APs and PAPs should review the services under property management agreements in order to understand to what extent their managing agents are required to assist them in discharging their obligations under the Act. There are likely to be areas where the AP or PAP may want to request additional support from their managing agents, such as in relation to required record keeping and submissions to the Building Safety Regulator, as well as dealing with resident engagement requirements under the Act. This scope will need to be discussed and agreed with the managing agents. The services will also need to be kept under review and may need to be amended in order to comply with subsequent legislation and updated government guidance.
A collaborative approach will need to be taken by building owners, responsible persons, other stakeholders, and agents (in particular where there are multiple APs for the higher-risk building) in agreeing the nature and extent of services to be provided by the managing agent. As there are a number of parties involved, the property management agreement will need to clearly set out the services being provided and the agent’s authority. A clear, contractual delineation of responsibilities will be necessary to avoid unintended overlap or gaps in the provision of statutorily required services and mechanisms.
If there are multiple APs, there will need to be increased cooperation and communication regarding building safety management systems which each AP will be obliged to have in place. The PAP will also need to have access and use of all systems to create their safety case report and to support the holistic approach to building safety.
Managing agents and building owners need to be aware of the new requirements under the Act as to what costs can and can’t be put through the service charge. The Act severely curtails costs relating to building and fire safety that can be passed on to tenants, particularly relating to historic defects.
The Act defines “building safety measures” which relate to the new duty holder requirements which can be passed through the service charge, but these are limited in scope. These provisions also only apply to “relevant leases”, so managing agents will need to understand the limitations placed on service charge recovery.
There will be new requirements to separate the costs which directly relate to building safety measures from other services. Agents will need to ensure accurate accounting to evidence this in service charge invoices. Further legislation is awaited which will clarify the detail, but agents will need to start considering changes to their invoicing and accounting procedures.
Guidance for managing agents
Andrew Bulmer, CEO of The Property Institute, acknowledged that the Act is “a clear call for those in the sector – including property managers, developers and landlords – to work together to identify, mitigate and manage risks to residents.” However, aside from the competency standard published by the Health and Safety Executive (HSE) for those managing building safety on higher-risk buildings, to date there has been little in the way of government-led guidance for agents to assist them in supporting APs and PAPs in complying with their obligations.
The Royal Institute of Chartered Surveyors (RICS) have confirmed that they “...anticipate that for those professionals who wish to work on higher-risk buildings, there will need to be an accreditation with demonstrable third-party validation as well as a public register. Training will also be developed to support our professionals through these changes”. This may pave the way for equivalent up-skilling and registry requirements to be forthcoming in the property management sphere.
Managing agents will need to get to grips with the new statutory regime and are likely to need training and further guidance.
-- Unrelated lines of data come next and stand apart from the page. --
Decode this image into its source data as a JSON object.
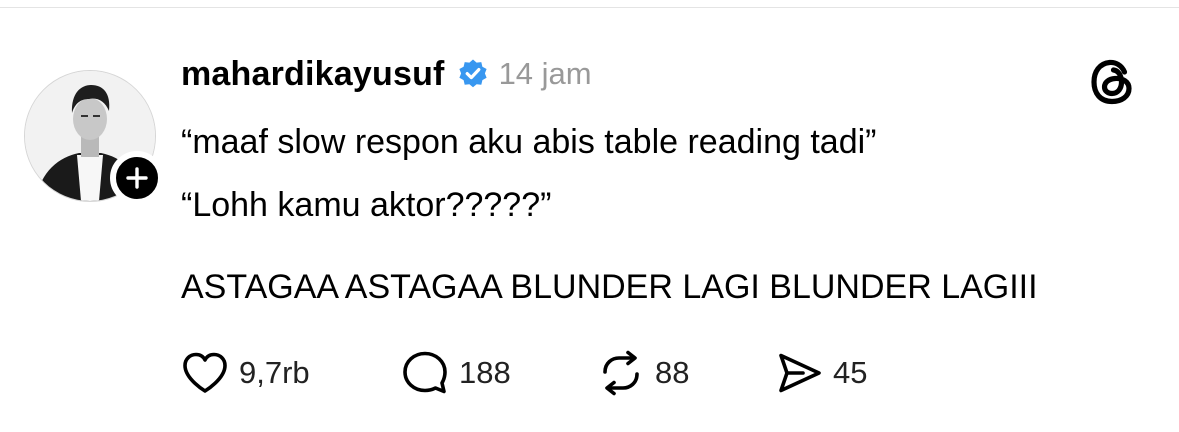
{
  "post": {
    "username": "mahardikayusuf",
    "timestamp": "14 jam",
    "lines": [
      "“maaf slow respon aku abis table reading tadi”",
      "“Lohh kamu aktor?????”",
      "ASTAGAA ASTAGAA BLUNDER LAGI BLUNDER LAGIII"
    ],
    "stats": {
      "likes": "9,7rb",
      "replies": "188",
      "reposts": "88",
      "shares": "45"
    }
  },
  "icons": {
    "avatar": "profile-photo",
    "follow": "plus-icon",
    "verified": "verified-badge-icon",
    "brand": "threads-logo-icon",
    "like": "heart-icon",
    "reply": "speech-bubble-icon",
    "repost": "repost-icon",
    "share": "send-icon"
  },
  "colors": {
    "verified": "#3897f0",
    "muted": "#999999",
    "text": "#000000"
  }
}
APs and PAPs will want to understand the steps their managing agents are taking to familiarise themselves with the new regime and update their processes.
As with much of the Act, there is a sea change afoot not only in respect of the new obligations to manage building safety risks but also to the way in which APs and PAPs seek support from their managing agents.
APs and PAPs need to keep up to speed with current legal requirements and guidance, consider how services from their managing agents may need to adapt, and make sure they are aware of how these are being implemented. As referred to in HSE guidance, the AP will be required to act as an "intelligent customer" and will therefore need to engage actively on these issues.
Property ownership structuring, for example if common areas are demised to a managing agent, will also need to be given further thought since such arrangements could result in an agent themselves being an AP for a building. This is likely to mean that the interrelationship between structuring, leasing and standalone property management agreements will need greater thought at an earlier stage in developments that will involve a residential element.